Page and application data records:
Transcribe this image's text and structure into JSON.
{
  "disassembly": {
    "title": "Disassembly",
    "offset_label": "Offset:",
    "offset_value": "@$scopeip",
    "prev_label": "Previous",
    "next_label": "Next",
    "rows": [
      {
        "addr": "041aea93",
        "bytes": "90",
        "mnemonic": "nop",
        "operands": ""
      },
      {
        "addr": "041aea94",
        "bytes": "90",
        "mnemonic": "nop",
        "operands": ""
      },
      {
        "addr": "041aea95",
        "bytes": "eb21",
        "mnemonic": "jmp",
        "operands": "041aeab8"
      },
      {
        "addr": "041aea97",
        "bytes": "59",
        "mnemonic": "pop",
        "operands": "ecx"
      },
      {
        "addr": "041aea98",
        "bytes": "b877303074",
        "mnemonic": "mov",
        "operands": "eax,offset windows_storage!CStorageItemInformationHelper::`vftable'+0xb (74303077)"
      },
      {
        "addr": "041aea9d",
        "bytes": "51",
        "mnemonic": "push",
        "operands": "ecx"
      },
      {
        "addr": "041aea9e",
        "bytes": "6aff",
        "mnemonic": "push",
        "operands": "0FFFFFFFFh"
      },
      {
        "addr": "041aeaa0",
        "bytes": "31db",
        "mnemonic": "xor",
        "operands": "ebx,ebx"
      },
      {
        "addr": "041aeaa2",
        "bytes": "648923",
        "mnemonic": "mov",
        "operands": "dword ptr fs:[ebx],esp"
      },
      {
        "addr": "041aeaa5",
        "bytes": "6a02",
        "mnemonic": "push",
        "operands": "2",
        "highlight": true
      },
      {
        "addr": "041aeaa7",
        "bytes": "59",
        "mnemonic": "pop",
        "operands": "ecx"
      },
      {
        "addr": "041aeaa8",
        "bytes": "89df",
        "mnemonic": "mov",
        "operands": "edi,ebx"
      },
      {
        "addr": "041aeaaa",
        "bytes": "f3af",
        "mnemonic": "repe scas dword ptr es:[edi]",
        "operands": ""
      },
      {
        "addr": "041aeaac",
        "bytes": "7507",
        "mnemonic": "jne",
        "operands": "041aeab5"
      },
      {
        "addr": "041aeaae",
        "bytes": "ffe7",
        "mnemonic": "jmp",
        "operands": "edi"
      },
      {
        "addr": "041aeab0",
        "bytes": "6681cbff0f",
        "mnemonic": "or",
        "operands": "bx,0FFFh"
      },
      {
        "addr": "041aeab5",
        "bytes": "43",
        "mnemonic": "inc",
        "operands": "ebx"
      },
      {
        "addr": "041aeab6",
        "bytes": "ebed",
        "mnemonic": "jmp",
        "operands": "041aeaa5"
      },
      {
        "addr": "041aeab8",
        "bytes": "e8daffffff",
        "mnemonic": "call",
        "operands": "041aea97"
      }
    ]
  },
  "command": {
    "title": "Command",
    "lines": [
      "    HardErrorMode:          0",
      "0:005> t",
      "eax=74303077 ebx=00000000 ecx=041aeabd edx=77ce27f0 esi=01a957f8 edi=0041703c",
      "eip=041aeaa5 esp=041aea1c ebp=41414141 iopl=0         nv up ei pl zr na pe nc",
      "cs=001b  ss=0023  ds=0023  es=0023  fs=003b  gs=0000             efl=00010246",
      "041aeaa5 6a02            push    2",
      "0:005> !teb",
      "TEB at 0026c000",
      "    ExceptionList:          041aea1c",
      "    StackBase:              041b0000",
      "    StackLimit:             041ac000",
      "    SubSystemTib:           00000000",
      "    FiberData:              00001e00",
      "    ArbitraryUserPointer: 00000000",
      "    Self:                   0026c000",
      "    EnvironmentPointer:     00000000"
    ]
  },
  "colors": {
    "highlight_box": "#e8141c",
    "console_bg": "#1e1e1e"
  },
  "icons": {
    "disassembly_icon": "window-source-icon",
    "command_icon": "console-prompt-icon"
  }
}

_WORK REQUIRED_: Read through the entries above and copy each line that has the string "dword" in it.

_TASK RESULT_:
        "operands": "dword ptr fs:[ebx],esp"
        "mnemonic": "repe scas dword ptr es:[edi]",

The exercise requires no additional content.